Obviously, there are downsides. There would be no publisher behind me helping me to get my book “out there” for a start. The marketing would be entirely down to me and there aren’t enough hours in the day as it is. On the other hand, my understanding is that even traditionally-published authors have to do a heck of a lot of marketing themselves. The technical side would take some grappling with, too. I wouldn’t know where to start publishing my book to Kindle, let alone getting it in actual print. Then there’s the cover. I can see that Amazon have a selection of covers to choose from, but traditionally published books have such amazing artists and cover designers and some of the covers I see are so beautiful. To match up with that would take a lot of doing. Then there’s the financial outlay. Publishing to Kindle may be free but a decent cover wouldn’t be and if I wanted to hold an actual paperback version of my novel in my hand it would cost a small fortune.
I can quite see the appeal that being traditionally-published has, too. It’s what we dream of, isn’t it? Getting “the call”, being told that your book has made the grade and you are going to see copies of it on the shelves! It’s what validates you as a writer, isn’t it? Surely, if a publisher accepts your novel then you have made it? You really do have what it takes to be a writer, and you can never get that same satisfaction from self-publishing. Or can you?
I don’t buy the argument that people only self-publish if they can’t get a traditional deal. I think more and more writers are heading down the indie route as a matter of choice, and some are making extremely successful careers for themselves. The question is, what’s right for me? And, at the moment, I really don’t know. As the month of February ticks on, I know I have some decisions to make soon. I can’t hang onto this book for much longer.

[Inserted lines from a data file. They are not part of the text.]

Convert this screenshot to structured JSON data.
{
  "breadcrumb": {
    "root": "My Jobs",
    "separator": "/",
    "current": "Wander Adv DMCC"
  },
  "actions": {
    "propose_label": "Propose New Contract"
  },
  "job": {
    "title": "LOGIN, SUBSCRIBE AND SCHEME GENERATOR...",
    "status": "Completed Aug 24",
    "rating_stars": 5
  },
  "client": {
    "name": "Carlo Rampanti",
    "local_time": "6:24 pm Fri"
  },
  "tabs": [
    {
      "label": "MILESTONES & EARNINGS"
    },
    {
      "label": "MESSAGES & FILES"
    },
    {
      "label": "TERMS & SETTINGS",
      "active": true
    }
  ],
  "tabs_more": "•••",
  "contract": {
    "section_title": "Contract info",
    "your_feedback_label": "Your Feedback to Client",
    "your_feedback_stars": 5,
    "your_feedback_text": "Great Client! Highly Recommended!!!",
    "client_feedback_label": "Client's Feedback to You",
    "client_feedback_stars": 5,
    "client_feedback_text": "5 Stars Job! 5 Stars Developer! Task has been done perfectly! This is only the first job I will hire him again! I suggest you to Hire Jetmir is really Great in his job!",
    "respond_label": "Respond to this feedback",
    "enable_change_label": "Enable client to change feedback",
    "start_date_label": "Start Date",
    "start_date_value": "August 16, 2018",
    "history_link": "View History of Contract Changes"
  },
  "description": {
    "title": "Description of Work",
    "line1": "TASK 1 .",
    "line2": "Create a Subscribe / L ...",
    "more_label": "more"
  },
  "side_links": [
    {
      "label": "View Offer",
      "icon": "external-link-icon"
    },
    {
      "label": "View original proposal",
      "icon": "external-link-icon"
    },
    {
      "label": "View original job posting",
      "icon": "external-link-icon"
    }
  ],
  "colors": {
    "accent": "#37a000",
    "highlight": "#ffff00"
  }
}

So, dear readers, what are your thoughts on this? Have any of you gone down the self-publishing route? Did you regret it or did it work out really well for you? What were your reasons for doing so? Are you a traditionally-published author? What are your thoughts on having a publisher behind you? Would you ever be tempted to self-publish in the future or are you very happy to stay as you are? Please leave a comment by clicking on the speech bubble at the side of the title. This wannabe could really use your advice!
Have a great week xx